M5 Crash Re-Opens Speed Limit Debate
The horrific crash on the M5 which has killed seven people has triggered a renewed debate on whether the speed limit on the UK's motorways should be raised to 80mph.
In September the government launched a consultation on raising the maximum speed limit from its current threshold of 70mph, which was set more than fifty years ago.
At the time the government said it wanted to "put Britain back in the fast lane of global economies, and look again at the motorway speed limit which is nearly 50 years old, and out of date thanks to huge advances in safety and motoring technology."
However since the crash on the M5 on Friday night road safety charities including the Royal Society for the Protection of Accidents have said the government's plans should be abandoned.
Tory MP Margot James told Jeremy Vine on BBC One there shouldn't be a rush to judgement on the speed limit, saying: "We don't know fast people were driving. I don't think people were driving that fast anyway, from the reports I've heard from the people interviewed who survived the accident. So I'm not sure it was the speed that was causing the problem. The fog was obviously a problem, but we don't know yet."
The Transport Secretary Justine Greening has said the government will also investigate the causes of the pile-up, which involved 34 vehicles and in which at least seven people are known to have died.
"Some people have said that the weather was particularly bad, but I think clearly what we need to do at the moment is focus on the NHS work that's happening to take care of the people who have been injured, but also getting the motorway back open again for the public as soon as possible.

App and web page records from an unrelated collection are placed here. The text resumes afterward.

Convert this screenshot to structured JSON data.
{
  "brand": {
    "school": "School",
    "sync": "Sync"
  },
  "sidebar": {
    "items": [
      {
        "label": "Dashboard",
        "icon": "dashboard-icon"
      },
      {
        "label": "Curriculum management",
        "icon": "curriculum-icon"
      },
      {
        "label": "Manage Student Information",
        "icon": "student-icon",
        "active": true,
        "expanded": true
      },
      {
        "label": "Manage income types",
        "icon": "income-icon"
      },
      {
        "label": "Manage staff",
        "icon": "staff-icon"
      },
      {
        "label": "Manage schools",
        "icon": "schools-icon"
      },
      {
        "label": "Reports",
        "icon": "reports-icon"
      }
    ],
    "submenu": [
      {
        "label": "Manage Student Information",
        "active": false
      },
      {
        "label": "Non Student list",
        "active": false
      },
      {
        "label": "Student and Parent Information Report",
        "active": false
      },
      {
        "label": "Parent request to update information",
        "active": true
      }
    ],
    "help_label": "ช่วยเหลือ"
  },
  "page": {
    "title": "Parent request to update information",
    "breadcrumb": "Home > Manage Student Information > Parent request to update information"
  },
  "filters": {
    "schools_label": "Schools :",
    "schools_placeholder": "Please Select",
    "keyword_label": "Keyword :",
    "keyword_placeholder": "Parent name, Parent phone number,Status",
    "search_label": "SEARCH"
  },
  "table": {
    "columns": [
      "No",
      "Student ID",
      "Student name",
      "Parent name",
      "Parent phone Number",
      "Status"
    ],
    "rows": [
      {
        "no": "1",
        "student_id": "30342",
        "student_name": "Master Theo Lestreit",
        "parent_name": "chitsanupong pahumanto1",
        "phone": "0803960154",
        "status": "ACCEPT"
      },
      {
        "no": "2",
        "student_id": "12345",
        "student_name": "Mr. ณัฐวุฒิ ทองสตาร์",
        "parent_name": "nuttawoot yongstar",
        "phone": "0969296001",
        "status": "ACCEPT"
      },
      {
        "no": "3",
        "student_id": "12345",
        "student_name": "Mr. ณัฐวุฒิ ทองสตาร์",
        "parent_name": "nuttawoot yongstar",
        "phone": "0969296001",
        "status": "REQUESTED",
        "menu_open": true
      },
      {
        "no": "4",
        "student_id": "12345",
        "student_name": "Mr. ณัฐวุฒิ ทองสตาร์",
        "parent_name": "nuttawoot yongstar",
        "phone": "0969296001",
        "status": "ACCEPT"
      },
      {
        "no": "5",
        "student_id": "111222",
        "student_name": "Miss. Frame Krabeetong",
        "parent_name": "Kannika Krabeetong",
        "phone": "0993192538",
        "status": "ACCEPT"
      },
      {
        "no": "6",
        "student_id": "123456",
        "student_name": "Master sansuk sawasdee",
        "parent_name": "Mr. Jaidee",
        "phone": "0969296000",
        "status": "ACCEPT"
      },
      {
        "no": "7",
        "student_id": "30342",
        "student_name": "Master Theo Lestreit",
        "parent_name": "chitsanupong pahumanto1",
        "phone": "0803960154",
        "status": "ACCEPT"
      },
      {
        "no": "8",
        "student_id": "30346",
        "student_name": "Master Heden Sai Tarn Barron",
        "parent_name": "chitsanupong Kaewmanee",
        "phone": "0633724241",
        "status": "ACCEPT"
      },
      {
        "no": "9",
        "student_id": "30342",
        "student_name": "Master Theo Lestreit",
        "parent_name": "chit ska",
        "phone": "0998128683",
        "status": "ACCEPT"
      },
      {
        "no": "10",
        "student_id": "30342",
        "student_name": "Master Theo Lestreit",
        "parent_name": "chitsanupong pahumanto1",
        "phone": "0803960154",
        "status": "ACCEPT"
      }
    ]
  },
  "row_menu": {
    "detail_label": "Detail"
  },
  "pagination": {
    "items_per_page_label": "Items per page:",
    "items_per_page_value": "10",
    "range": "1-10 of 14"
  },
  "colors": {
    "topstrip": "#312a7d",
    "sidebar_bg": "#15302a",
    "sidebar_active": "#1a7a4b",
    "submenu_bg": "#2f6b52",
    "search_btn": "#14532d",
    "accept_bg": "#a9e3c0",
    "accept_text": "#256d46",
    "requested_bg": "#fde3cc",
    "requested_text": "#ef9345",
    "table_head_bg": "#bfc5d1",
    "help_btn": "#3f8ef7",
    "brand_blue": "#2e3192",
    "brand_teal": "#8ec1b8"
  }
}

I think we'll have a debate about the policy issues in the coming weeks."